Wish I would've been able to pick-up ASTONISHING TALES # 13, as I was fairly loyal to that title since the Ka-Zar/Dr. Doom split-book days. Plus the Man-Thing looks menacing on the cover, though in my opinion he was best done by Ploog. Speaking of Ploog...

I was supremely fired-up to get Marvel Spotlight #5! I had previously read cowboy Ghost Rider stories, but with the in-house adds, his cool appearance, and being a "biker" myself (dirtbikes at the time, I was 10), it was top-shelf to get it.

No one did Man-Thing, Werewolf By Night, or Ghost Rider like Ploog.


Anonymous said...

Haven't we done the transatlantic confusion over 'top shelf' here? (;

Yeah Killskip, Mike Ploog did some good work on Ghost Rider.
Gary Friedrich on the hand, not so much. He was so obviously making it up as he went along, and not in a good way. One month Johnny Blaze is trying to save his old man's soul, the next their motivation has completely changed and they're deadly enemies.
And don't get me started on Linda Littletree the Witch Woman, and the representation of native Americans. And for that matter, Satanists.
And lets not mention Johnny's relationship with his sister (ok, she was his step-sister, but still... ay-yi-yi, how did that get past the comics code?)

On the plus side though, the Ghost Rider had a motorbike and his head was a skull on fire, so he always at least had that going for him (even in the Champions).
No such luck for Warlock. He started off well in Marvel Premiere, but once you get past that cool origin story, it all gets a bit boring until the Judo Jim Starlin era a few years later imo.


Anonymous said...

Steve, the first ELO album is the one with 'The Battle of Marston Moor' on it, right? The appeal of Jeff Lynne is a bit of a mystery to me, and as you might expect a record with a song bigging up Oliver Cromwell and his lot isn't likely to change my mind.

Also, I'm not convinced theres much of a place for cellos and oboes in rock music. Although to be fair I did pick up a copy of the Third Ear Band's soundtrack for Polanski's 'Macbeth' - also released in '72 - for a couple of quid in a charity shop a while ago, and its actually not too bad.
(In my defence, it was a first press on Harvest with the original textured sleeve by Roger Dean, so I was hoping to flip it on Ebay. Alas, it seems record collectors aren't opening their wallets for albums that sound like early '70s prog was invented in medieval Scotland.
Even though it includes a 12 year old Keith Chegwin on one track!)


Anonymous said...

That whole thing with Warlock was straight outta Jesus Christ Superstar.
Remember the soundtrack? "Jesus Christ, superstar, speeding down the road in a stolen car..."
Okay, I'm probably going to Hell for that.
Heck, I own several of these myself, back from the '80's when I was picking up back issues from the "60's and '70's much like a brain-addled child plucks flowers in a meadow.
I hope they're worth something now, because that's basically my retirement plan at this point.
I thought Astonishing Tales was great. Nice clean John Buscema pencils, and I'll read anything with a swamp monster in it.

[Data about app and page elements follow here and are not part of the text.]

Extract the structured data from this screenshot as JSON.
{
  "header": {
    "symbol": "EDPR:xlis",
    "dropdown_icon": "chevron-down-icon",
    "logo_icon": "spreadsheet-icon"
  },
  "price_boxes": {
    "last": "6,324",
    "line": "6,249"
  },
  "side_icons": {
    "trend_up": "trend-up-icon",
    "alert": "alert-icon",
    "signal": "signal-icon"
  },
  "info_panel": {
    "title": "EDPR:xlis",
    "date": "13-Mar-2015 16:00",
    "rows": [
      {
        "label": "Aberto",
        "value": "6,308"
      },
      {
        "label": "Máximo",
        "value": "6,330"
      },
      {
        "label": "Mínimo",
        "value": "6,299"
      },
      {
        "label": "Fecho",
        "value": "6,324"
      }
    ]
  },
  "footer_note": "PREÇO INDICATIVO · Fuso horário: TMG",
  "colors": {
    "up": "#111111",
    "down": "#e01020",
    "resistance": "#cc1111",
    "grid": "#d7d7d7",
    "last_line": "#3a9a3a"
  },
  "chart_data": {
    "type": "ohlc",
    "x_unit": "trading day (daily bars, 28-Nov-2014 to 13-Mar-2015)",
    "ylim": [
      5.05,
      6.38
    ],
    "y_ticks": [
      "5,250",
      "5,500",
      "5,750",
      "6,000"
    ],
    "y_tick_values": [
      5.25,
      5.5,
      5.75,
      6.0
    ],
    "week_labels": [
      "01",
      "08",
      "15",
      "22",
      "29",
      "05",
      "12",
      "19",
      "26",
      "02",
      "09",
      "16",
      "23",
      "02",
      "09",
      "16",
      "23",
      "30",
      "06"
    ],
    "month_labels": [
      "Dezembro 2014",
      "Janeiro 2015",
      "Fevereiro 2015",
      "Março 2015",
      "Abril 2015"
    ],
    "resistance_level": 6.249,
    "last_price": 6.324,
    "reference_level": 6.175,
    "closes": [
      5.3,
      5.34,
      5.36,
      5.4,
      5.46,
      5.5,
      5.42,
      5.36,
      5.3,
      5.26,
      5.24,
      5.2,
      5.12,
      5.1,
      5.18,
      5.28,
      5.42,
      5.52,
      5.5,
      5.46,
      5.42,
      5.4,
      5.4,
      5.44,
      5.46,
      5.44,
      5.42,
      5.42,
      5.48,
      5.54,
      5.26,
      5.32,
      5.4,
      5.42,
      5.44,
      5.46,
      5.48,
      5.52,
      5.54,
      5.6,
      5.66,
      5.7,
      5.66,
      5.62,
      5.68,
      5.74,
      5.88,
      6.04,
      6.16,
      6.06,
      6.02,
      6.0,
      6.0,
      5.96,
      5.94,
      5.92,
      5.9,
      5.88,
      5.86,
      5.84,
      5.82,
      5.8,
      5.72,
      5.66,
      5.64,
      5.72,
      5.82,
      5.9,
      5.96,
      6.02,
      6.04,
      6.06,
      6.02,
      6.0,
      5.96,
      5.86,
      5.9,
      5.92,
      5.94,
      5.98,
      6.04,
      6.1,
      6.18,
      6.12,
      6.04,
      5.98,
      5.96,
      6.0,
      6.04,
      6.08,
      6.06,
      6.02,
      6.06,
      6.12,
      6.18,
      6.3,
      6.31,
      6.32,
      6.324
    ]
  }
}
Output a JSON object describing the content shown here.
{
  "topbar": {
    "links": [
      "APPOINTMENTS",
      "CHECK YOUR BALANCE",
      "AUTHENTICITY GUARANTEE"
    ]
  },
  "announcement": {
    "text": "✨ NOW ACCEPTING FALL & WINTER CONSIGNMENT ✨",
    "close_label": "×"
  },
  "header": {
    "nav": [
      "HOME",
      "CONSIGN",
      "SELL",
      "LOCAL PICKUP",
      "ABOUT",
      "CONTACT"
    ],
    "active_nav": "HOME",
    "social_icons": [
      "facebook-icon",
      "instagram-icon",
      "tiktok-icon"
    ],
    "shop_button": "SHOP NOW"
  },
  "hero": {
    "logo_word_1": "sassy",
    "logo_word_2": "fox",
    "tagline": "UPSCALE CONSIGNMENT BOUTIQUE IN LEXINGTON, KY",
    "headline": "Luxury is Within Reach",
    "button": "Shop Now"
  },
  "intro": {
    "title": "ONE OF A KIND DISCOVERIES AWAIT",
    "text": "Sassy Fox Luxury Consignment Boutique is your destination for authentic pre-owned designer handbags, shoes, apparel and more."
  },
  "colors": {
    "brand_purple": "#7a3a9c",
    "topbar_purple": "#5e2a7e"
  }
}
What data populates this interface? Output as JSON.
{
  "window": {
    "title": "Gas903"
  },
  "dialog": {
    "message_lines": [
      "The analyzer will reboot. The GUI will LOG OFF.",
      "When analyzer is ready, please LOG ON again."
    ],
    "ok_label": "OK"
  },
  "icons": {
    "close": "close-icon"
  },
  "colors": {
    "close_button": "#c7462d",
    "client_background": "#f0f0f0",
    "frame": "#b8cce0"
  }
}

B Smith said...

Sean, "The Battle Of Marston Moor" was a Roy Wood composition - drummer Bev Bevan was so unimpressed with it he refused to play on it. It's - well, it takes a few listens to get used fact, some never do.

Anonymous said...

Straight after posting that comment I knew instantly it would almost inevitably have been Roy Wood who wrote it, b.t.
Its still not for me.


Colin Jones said...

But Oliver Cromwell abolished the monarchy, Sean.

Anonymous said...

Well, he obviously didn't do a very good job of it Colin.